  1. “Mrs. Noyes Gets Air Post. Irvington Woman Is Appointed Federal Marking Pilot.”, The New York Times, August 14, 1936. Accessed January 2, 2008. “Mrs. Blanche Noyes of Irvington, N.J., was appointed today an air-marking pilot for the Bureau of Air Commerce by Eugene L. Vidal, the director. Mrs. Noyes has been flying since 1929 and was one of the first ten women pilots to receive a air transport license.”

Further reading

  • “The Major Trophy Races of the Golden Age of Air Racing” by David H. Onkst, US Centennial of Flight Commission, retrieved January 6, 2006
  • “The Bendix Trophy”, Air Racing History, retrieved January 6, 2006
  • New York Times; September 5, 1935; page 1; Los Angeles, California; September 4, 1935. Two veteran women pilots, Mrs. Louise Thaden of Bentonville. Ark., and Mrs. Blanche Noyes of Memphis, landed here this afternoon 14 hours 54 minutes 49 seconds out of Floyd Bennett Field, New York, to win one of the most famous events in aviation, the Bendix transcontinental derby. Between them they took first money of $4,500, plus $2,500 for a new …
  • New York Times; August 14, 1936; page 19; Washington, District of Columbia; August 13, 1936. Mrs. Blanche Noyes of Irvington, New Jersey, was appointed today an air-marking pilot for the Bureau of Air Commerce by Eugene L. Vidal, the director. Mrs. Noyes has been flying since 1929 and was one of the first ten women pilots to receive an air transport license.

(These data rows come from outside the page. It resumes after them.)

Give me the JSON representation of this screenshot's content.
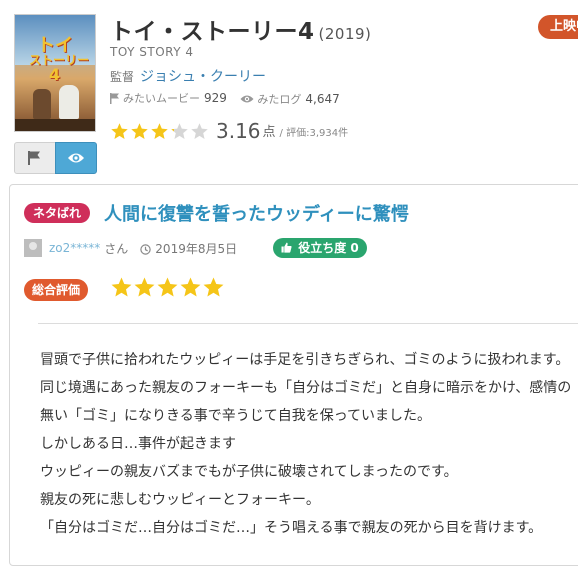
{
  "movie": {
    "poster_logo_line1": "トイ",
    "poster_logo_line2": "ストーリー",
    "poster_logo_num": "4",
    "title": "トイ・ストーリー4",
    "year": "(2019)",
    "showing_badge": "上映中",
    "english_title": "TOY STORY 4",
    "director_label": "監督",
    "director_name": "ジョシュ・クーリー",
    "want_label": "みたいムービー",
    "want_count": "929",
    "seen_label": "みたログ",
    "seen_count": "4,647",
    "rating_stars": 3.16,
    "score": "3.16",
    "score_unit": "点",
    "score_meta": "/ 評価:3,934件"
  },
  "buttons": {
    "want_icon": "flag-icon",
    "seen_icon": "eye-icon"
  },
  "review": {
    "spoiler_badge": "ネタばれ",
    "title": "人間に復讐を誓ったウッディーに驚愕",
    "username": "zo2*****",
    "user_suffix": "さん",
    "date": "2019年8月5日",
    "helpful_label": "役立ち度 0",
    "overall_label": "総合評価",
    "overall_stars": 5,
    "paragraphs": [
      "冒頭で子供に拾われたウッピィーは手足を引きちぎられ、ゴミのように扱われます。",
      "同じ境遇にあった親友のフォーキーも「自分はゴミだ」と自身に暗示をかけ、感情の",
      "無い「ゴミ」になりきる事で辛うじて自我を保っていました。",
      "しかしある日…事件が起きます",
      "ウッピィーの親友バズまでもが子供に破壊されてしまったのです。",
      "親友の死に悲しむウッピィーとフォーキー。",
      "「自分はゴミだ…自分はゴミだ…」そう唱える事で親友の死から目を背けます。"
    ]
  },
  "colors": {
    "star_filled": "#f5c518",
    "star_empty": "#d6d6d6",
    "link": "#2f90bd",
    "spoiler": "#cf2e5a",
    "overall": "#e05a2e",
    "helpful": "#2aa56e",
    "seen_button": "#4ea8d6"
  }
}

  • New York Times; August 20, 1942; page 13; Washington, District of Columbia; August 20, 1942. Mrs. Blanche Noyes of CAA Has to Undo Safety Work to Bar Aid to Enemy. The irony of it all sometimes makes Mrs. Blanche Noyes chuckle, but she is going right ahead with her job of obliterating hundreds of the safety air markers she spent six years getting set up.